2012/05/10

Whether whole milk is cheaper than skimmed milk or not, depends on where you are buying it.

Milk is produced as whole milk (i.e. with fat). Then it is pasteurized (i.e. killing of bacteria via heating the milk but not altering its taste or nutrition value). After this, the excess fat is removed to create skimmed or semi-skimmed milk. Now removing this fat is an additional process for skimmed milk. So that indicates skimmed milk should be more expensive. However, the removed fat can be put for other uses – so there is an intensive to selling skimmed milk

The price of milk often reflects whether it is placed as a lifestyle choice or based on actual cost of processing. For example, in UK, whole milk and skimmed milk cost the same to encourage people consume less fat. However, in India, whole milk costs more than skimmed milk because the former contains additional fat.

Why Vodafone has been asked to pay huge tax in India?

2012/05/10

In 2012, Indian government imposed Rs 20,300 crore taxes (£2.5 billion) on Vodafone India. Why suddenly this move was made?

India has 2nd (after China) fastest growing mobile phone market.
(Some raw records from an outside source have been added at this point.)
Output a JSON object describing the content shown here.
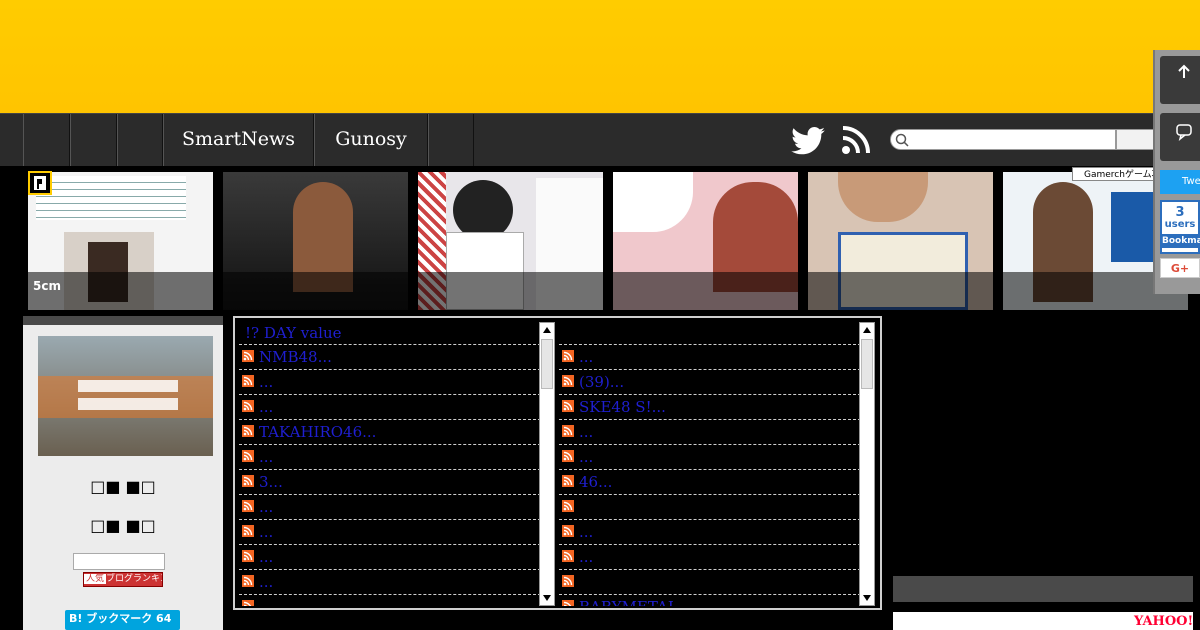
{
  "nav": {
    "items": [
      "",
      "",
      "",
      "SmartNews",
      "Gunosy",
      ""
    ]
  },
  "search": {
    "placeholder": ""
  },
  "thumbnails": [
    {
      "caption": "5cm"
    },
    {
      "caption": ""
    },
    {
      "caption": ""
    },
    {
      "caption": ""
    },
    {
      "caption": ""
    },
    {
      "caption": ""
    }
  ],
  "gamerch": {
    "label": "Gamerchゲーム攻略Wiki"
  },
  "side_widget": {
    "tweet_label": "Twe",
    "hatena_count": "3",
    "hatena_users": "users",
    "hatena_bookmark": "Bookmar",
    "gplus": "G+"
  },
  "sidebar": {
    "line1": "□■ ■□",
    "line2": "□■ ■□",
    "ranking_part1": "人気",
    "ranking_part2": "ブログランキング",
    "bookmark_label": "B! ブックマーク 64"
  },
  "feed_left": {
    "header": "!? DAY value",
    "items": [
      "NMB48...",
      "...",
      "...",
      "TAKAHIRO46...",
      "...",
      "3...",
      "...",
      "...",
      "...",
      "...",
      "...",
      "47..."
    ]
  },
  "feed_right": {
    "header": "",
    "items": [
      "...",
      "(39)...",
      "SKE48 S!...",
      "...",
      "...",
      "46...",
      "",
      "...",
      "...",
      "",
      "BABYMETAL...",
      ""
    ]
  },
  "ads": {
    "yahoo": "YAHOO!"
  },
  "colors": {
    "banner": "#ffcc00",
    "link": "#1f1fd0",
    "navbar": "#2b2b2b"
  }
}
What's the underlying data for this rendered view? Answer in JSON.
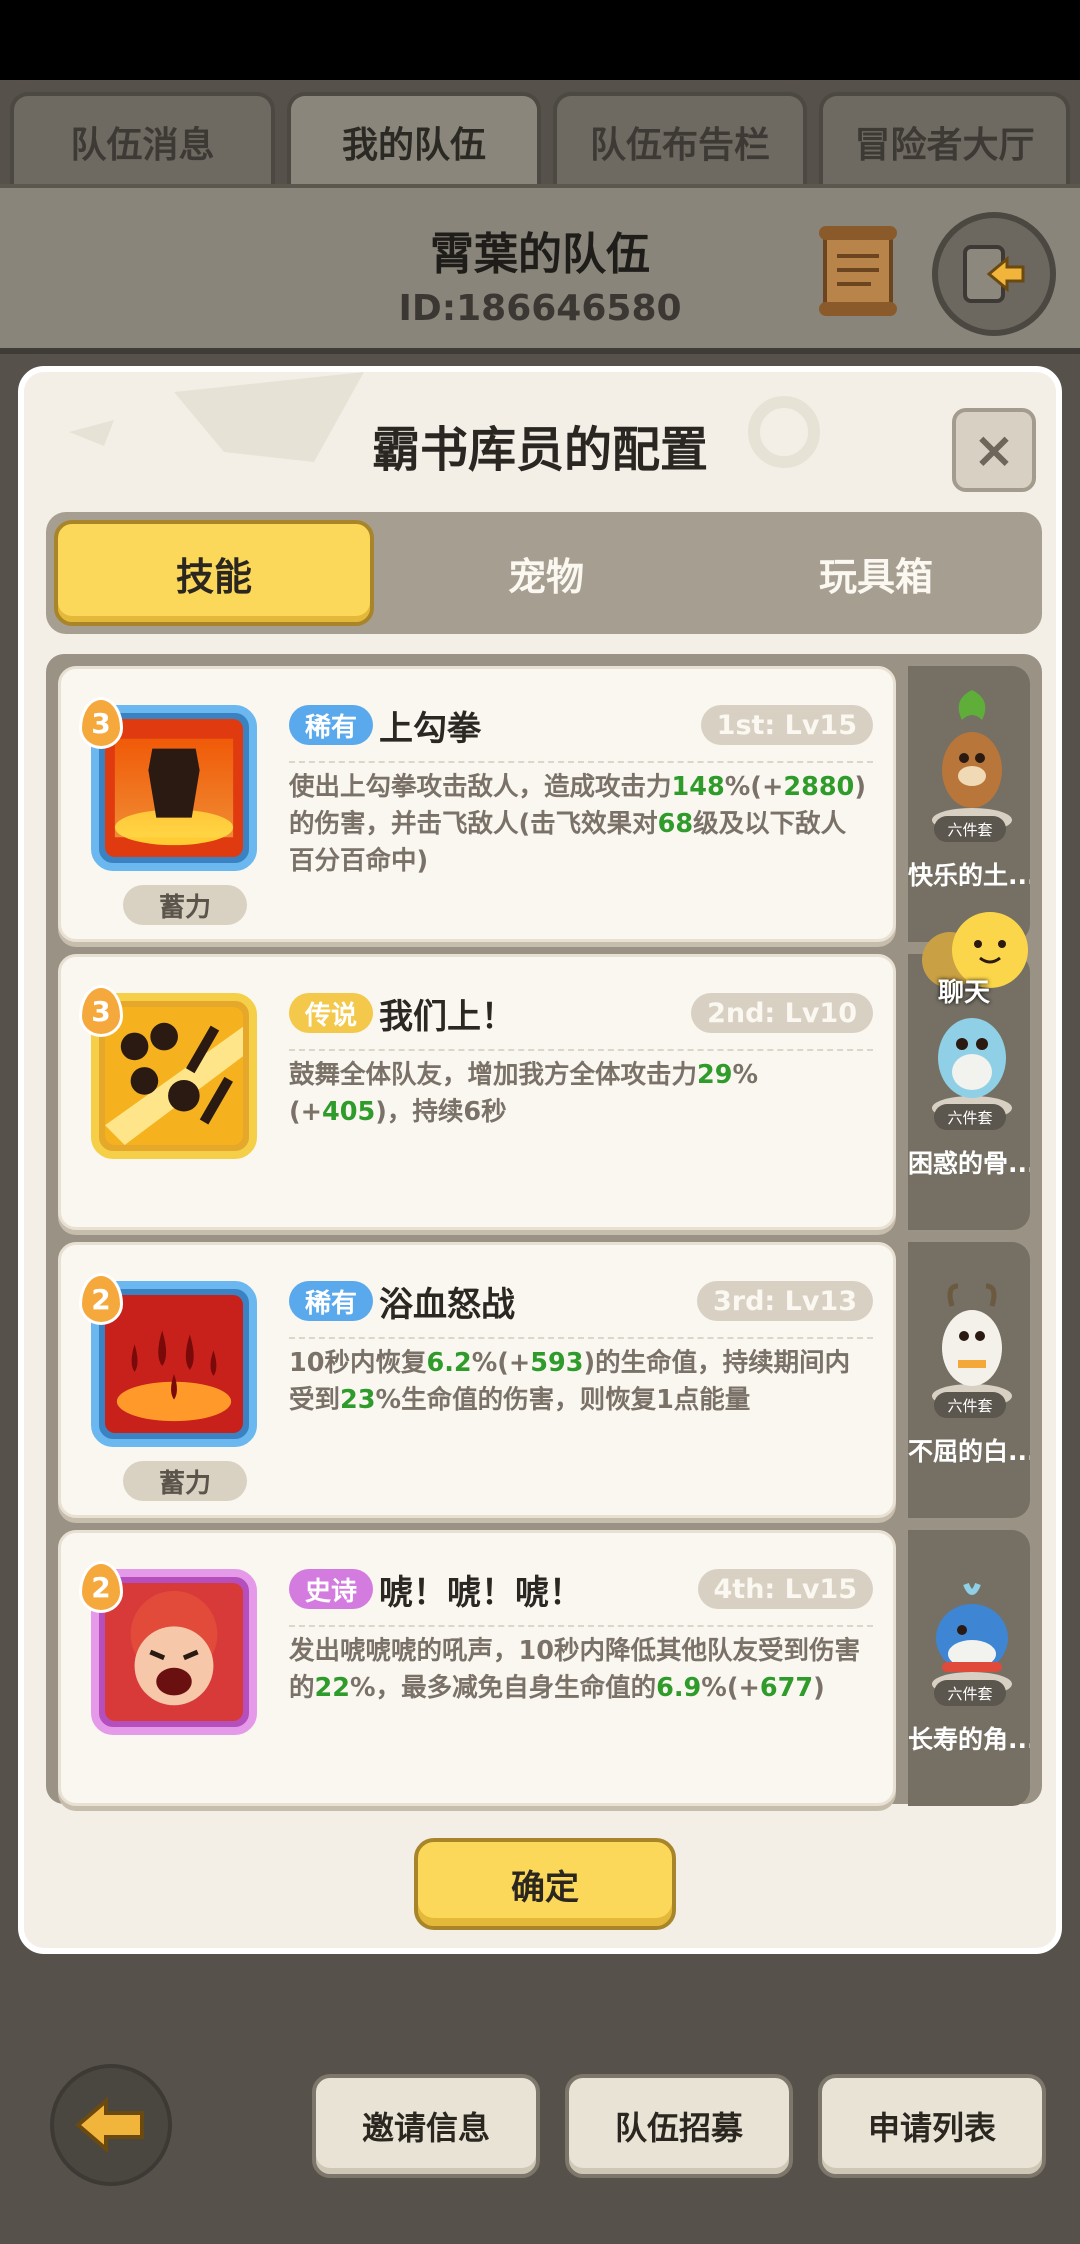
{
  "top_tabs": [
    {
      "label": "队伍消息"
    },
    {
      "label": "我的队伍"
    },
    {
      "label": "队伍布告栏"
    },
    {
      "label": "冒险者大厅"
    }
  ],
  "team": {
    "name": "霄葉的队伍",
    "id": "ID:186646580"
  },
  "modal": {
    "title": "霸书库员的配置",
    "close_label": "×",
    "tabs": [
      {
        "label": "技能"
      },
      {
        "label": "宠物"
      },
      {
        "label": "玩具箱"
      }
    ],
    "skills": [
      {
        "badge": "3",
        "rarity": "稀有",
        "name": "上勾拳",
        "level": "1st: Lv15",
        "tag": "蓄力",
        "desc": [
          "使出上勾拳攻击敌人，造成攻击力",
          "148",
          "%(+",
          "2880",
          ")的伤害，并击飞敌人(击飞效果对",
          "68",
          "级及以下敌人百分百命中)"
        ]
      },
      {
        "badge": "3",
        "rarity": "传说",
        "name": "我们上！",
        "level": "2nd: Lv10",
        "tag": "",
        "desc": [
          "鼓舞全体队友，增加我方全体攻击力",
          "29",
          "%(+",
          "405",
          ")，持续6秒"
        ]
      },
      {
        "badge": "2",
        "rarity": "稀有",
        "name": "浴血怒战",
        "level": "3rd: Lv13",
        "tag": "蓄力",
        "desc": [
          "10秒内恢复",
          "6.2",
          "%(+",
          "593",
          ")的生命值，持续期间内受到",
          "23",
          "%生命值的伤害，则恢复1点能量"
        ]
      },
      {
        "badge": "2",
        "rarity": "史诗",
        "name": "唬！唬！唬！",
        "level": "4th: Lv15",
        "tag": "",
        "desc": [
          "发出唬唬唬的吼声，10秒内降低其他队友受到伤害的",
          "22",
          "%，最多减免自身生命值的",
          "6.9",
          "%(+",
          "677",
          ")"
        ]
      }
    ],
    "pets": [
      {
        "set_tag": "六件套",
        "name": "快乐的土..."
      },
      {
        "set_tag": "六件套",
        "name": "困惑的骨..."
      },
      {
        "set_tag": "六件套",
        "name": "不屈的白..."
      },
      {
        "set_tag": "六件套",
        "name": "长寿的角..."
      }
    ],
    "confirm_label": "确定"
  },
  "chat": {
    "label": "聊天"
  },
  "bottom_buttons": [
    {
      "label": "邀请信息"
    },
    {
      "label": "队伍招募"
    },
    {
      "label": "申请列表"
    }
  ],
  "colors": {
    "accent_yellow": "#fbd85a",
    "highlight_green": "#2e9b2a",
    "rare": "#5aa9ec",
    "legend": "#f4c84a",
    "epic": "#d47be0"
  }
}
Vodafone, a British telecom company, entered this lucrative market in 2007 by buying 67% share of Hutchison-Essar, which was a dominant mobile player in Indian market then. However, this agreement was signed in Cayman Island in Caribbean, which had no corporation tax. India has “double taxation” agreement with many countries in the world. This means, if a person or corporation had paid tax in any of those countries, they do not have to pay tax again in India. However, this excludes countries where either corporation tax is zero or close to nil. Cayman Island is one such country. This rule was constructed in an aim of not to penalize companies with dual taxation. But many corporations are signing contracts in tax haven countries and thus, even though they are doing business in profitable Indian market, they are not paying any corporation tax.

Indian government has implemented a correction in law and applied retrospectively. This means, it will be considered as if this act was in place since 1962 even though it was implemented in 2012.

Vodafone disagreed to pay this tax and said they would go to court against this. Their argument is that they can’t be held liable for tax when law was changed after the transaction happened. Indian government argues that Vodafone used an unethical loophole intentionally to avoid tax.